More importantly, I’m waiting to see the evolution of this space across all providers. Is there room for more than one or will the first to innovate and grow dominate the space and be the Facebook of TV? What features do people want? What will make users adopt this process into their daily lives. There are questions that will be answered as this space gets explored. If there is one thing that is for sure, it is that the social media movement is driving us toward total sharing and transparency.

So, what are you watching?

thenextweb.com
Opera Launches TV App Store

With CES beginning today, we can expect to see a flurry of PR around new services, offerings and technology which should keep our interest peaked for the rest of the year.

Connected or Smart TV is at the top of the list for 2012.

Opera’s announcement on using TV as the next screen revolution is on trend with other similar announcements expected from TV manufacturer’s, set-top boxes (STBs) and platform providers like Google and Apple.

mashable.com
Social TV + Transmedia = Intermedia?

Interesting take on intermedia and engaging fans real-time and both online and off (i.e., real-time events). From my understanding intermedia seems to be the live engagement with fans during which content producers interact with audiences while pushing them to seek out additional multimedia content. It’s an interesting thought on how transmedia is continually evolving. 

Miso acquires $4 million investment from Khosla Ventures

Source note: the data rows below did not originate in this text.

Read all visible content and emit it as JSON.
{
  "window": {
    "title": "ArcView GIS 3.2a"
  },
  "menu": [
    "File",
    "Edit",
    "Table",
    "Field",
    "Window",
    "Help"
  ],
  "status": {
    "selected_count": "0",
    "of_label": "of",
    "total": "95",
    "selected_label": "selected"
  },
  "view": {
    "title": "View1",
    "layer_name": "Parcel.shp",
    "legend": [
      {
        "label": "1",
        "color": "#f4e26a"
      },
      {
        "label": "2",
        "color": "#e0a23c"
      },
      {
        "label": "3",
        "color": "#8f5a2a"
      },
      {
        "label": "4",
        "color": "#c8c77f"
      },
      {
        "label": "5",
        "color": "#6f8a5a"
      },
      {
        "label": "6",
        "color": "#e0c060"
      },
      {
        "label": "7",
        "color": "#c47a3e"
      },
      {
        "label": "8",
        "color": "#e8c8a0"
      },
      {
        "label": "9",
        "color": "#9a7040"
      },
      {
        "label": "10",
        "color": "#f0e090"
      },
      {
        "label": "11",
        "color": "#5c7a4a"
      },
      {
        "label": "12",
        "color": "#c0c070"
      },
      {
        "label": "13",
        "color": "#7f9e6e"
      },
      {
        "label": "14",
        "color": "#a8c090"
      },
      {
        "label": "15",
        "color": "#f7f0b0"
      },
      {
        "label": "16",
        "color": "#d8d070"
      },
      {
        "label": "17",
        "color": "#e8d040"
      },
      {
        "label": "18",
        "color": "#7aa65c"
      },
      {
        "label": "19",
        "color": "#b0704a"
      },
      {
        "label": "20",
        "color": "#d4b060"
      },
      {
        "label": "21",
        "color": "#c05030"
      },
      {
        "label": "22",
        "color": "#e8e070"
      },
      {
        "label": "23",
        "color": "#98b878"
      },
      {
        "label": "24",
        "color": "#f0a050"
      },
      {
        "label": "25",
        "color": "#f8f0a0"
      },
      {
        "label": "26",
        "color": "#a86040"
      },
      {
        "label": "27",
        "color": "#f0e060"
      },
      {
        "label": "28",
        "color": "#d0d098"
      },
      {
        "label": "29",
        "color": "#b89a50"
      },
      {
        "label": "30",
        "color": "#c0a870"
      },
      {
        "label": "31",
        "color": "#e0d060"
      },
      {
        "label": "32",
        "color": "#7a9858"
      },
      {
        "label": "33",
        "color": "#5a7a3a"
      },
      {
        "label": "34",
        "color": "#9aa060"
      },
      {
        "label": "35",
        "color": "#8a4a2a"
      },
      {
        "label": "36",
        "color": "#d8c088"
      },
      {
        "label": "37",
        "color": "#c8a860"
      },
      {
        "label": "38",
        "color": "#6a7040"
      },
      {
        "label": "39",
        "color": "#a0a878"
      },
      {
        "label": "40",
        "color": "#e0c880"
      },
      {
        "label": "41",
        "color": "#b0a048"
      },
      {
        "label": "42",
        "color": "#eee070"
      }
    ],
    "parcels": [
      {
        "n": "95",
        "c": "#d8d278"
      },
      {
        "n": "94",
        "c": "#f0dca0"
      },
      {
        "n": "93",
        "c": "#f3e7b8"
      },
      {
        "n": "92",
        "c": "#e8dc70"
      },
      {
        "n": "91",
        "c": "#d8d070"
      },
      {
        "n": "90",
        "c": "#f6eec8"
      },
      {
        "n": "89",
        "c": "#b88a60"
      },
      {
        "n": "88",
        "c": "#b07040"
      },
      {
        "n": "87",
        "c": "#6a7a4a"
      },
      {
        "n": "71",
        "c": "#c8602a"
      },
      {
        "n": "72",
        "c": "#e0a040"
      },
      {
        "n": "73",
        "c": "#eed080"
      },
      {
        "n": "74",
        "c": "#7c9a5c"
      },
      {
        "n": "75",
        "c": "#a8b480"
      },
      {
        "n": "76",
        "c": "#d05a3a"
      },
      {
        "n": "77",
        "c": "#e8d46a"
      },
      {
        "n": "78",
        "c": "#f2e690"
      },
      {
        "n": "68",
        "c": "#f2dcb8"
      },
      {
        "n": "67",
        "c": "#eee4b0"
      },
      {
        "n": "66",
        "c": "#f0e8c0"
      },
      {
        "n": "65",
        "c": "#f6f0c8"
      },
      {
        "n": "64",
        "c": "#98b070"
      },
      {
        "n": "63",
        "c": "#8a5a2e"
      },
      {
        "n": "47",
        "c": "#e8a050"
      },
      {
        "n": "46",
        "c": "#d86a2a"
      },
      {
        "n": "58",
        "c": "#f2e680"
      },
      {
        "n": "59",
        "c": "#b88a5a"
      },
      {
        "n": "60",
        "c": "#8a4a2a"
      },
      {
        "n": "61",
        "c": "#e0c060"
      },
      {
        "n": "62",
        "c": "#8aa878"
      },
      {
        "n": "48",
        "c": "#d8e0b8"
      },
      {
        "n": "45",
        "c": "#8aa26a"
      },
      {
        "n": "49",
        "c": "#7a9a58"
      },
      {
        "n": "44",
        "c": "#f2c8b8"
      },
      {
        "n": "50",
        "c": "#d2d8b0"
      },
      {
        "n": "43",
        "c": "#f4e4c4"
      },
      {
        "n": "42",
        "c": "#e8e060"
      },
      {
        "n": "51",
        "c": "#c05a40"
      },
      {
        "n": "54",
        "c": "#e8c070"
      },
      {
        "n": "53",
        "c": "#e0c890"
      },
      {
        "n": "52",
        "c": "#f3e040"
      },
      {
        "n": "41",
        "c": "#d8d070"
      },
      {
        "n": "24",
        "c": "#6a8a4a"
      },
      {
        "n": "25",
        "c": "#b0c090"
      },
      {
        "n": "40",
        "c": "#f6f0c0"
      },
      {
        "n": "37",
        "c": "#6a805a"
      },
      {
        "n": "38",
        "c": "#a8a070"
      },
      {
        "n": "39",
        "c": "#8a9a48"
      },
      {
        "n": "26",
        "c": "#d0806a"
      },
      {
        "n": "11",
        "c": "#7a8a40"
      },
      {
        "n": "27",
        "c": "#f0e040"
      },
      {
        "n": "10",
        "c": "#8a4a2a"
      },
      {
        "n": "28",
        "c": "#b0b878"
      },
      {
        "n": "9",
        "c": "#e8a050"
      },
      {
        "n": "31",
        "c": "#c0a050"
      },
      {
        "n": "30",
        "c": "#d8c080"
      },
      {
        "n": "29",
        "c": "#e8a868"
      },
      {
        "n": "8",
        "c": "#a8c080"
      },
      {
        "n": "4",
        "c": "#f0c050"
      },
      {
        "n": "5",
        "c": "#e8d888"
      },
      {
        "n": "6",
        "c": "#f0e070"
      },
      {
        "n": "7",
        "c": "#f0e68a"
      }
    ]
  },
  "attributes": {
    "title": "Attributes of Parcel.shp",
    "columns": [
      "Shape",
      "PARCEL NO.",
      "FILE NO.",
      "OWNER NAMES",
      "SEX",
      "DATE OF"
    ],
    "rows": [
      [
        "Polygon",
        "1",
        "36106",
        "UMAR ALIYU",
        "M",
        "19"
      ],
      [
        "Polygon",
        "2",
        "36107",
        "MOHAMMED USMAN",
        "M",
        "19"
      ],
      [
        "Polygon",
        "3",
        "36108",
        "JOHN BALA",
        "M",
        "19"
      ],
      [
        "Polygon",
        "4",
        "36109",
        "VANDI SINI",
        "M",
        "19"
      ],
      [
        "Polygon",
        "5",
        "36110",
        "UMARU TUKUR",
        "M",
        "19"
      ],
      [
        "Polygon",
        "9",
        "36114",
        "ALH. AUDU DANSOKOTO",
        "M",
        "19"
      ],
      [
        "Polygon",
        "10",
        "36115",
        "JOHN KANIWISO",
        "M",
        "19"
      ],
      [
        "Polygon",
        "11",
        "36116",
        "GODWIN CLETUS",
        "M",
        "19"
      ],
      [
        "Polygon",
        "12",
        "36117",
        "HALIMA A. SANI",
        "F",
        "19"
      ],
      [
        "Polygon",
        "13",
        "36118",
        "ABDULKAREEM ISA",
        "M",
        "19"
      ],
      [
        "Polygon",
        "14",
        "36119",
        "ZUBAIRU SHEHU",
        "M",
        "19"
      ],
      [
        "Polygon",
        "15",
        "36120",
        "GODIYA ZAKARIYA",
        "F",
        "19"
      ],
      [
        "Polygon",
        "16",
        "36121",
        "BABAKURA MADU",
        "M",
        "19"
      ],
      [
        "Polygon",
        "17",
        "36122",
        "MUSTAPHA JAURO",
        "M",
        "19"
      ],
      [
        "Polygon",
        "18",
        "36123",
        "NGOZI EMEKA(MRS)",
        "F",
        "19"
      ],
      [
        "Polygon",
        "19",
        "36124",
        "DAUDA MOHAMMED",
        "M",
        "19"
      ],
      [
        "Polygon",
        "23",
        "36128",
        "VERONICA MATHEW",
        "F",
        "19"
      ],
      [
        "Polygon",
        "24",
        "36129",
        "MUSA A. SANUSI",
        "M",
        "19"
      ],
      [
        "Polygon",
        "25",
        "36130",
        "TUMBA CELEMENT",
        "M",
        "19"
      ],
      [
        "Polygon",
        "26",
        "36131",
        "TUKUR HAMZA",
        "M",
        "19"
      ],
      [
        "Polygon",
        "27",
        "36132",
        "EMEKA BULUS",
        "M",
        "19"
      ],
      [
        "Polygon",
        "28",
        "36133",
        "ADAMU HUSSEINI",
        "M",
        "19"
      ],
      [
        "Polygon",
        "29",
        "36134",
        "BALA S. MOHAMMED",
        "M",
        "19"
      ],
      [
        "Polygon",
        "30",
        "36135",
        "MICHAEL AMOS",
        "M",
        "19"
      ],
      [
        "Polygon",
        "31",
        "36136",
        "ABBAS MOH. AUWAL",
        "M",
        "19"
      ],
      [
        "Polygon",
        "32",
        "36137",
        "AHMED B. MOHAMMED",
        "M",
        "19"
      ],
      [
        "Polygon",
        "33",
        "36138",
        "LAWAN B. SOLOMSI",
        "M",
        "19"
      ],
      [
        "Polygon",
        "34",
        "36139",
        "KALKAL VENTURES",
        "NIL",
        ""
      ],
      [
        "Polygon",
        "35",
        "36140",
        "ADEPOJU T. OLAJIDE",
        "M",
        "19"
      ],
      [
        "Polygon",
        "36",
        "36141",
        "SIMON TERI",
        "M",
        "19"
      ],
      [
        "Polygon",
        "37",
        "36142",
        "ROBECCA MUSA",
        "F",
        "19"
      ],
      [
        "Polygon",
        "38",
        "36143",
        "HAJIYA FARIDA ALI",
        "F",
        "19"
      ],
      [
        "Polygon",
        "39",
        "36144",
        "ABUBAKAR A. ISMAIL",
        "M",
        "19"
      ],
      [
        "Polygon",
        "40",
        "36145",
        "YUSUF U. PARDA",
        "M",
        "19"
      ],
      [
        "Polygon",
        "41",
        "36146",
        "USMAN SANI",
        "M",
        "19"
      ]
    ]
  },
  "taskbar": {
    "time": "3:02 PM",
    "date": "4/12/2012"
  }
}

As Miso begins to fall, it secures a $4 million funding deal from Khosla Ventures in addition to the $2 million investment from Google Ventures and Hearst Interactive Media.  Now, Miso is not just a place to ‘check in,’ while you watch an opt-in pop-up window will display facts, quotes and more.  Miso is teaming up with Facebook to make TV sharing easier.  There are apps available for phones and tablets, creating an opportunity for ‘second screen’ space.